### Assignment
Go through the records, and copy each line in which the string "barang" is present.
BEGIN
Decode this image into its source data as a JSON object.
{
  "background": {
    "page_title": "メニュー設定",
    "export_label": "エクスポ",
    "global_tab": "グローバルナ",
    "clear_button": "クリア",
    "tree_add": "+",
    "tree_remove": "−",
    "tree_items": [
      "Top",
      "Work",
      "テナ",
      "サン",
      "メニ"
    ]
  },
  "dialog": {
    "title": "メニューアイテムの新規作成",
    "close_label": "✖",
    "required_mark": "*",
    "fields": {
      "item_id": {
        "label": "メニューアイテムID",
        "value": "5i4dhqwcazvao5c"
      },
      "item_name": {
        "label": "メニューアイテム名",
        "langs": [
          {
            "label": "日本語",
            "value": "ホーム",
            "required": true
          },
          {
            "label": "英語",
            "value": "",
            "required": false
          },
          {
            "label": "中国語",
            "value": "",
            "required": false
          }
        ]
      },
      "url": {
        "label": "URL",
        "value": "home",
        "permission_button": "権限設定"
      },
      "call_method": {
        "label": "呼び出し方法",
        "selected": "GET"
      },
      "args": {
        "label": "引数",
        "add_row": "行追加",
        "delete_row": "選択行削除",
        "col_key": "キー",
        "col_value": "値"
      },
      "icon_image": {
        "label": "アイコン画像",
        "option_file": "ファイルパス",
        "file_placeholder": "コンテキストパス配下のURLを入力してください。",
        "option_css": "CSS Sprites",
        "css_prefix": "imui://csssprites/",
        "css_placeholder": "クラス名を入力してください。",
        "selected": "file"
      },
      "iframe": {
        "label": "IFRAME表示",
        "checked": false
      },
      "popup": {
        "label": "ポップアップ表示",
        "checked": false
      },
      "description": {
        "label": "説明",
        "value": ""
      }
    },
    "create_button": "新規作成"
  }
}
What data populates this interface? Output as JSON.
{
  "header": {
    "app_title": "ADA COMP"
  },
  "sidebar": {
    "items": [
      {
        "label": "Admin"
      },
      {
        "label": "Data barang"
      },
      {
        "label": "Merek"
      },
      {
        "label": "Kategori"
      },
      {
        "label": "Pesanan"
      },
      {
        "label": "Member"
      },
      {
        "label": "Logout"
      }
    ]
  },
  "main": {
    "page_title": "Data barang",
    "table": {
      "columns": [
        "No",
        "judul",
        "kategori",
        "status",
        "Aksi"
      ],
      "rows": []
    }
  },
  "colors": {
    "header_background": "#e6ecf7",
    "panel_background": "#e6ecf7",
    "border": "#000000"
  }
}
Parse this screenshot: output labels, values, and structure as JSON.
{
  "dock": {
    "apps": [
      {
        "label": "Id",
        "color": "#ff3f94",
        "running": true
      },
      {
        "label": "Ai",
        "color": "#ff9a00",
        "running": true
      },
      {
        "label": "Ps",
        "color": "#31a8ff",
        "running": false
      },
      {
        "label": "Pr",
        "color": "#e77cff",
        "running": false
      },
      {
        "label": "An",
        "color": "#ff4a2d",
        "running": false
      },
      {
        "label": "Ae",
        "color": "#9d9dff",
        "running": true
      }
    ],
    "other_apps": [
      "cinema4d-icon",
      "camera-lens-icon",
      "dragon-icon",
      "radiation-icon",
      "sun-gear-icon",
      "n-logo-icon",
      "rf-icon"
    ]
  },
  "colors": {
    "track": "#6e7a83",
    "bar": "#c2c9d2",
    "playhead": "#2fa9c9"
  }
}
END
### Solution for this task
        "label": "Data barang"
    "page_title": "Data barang",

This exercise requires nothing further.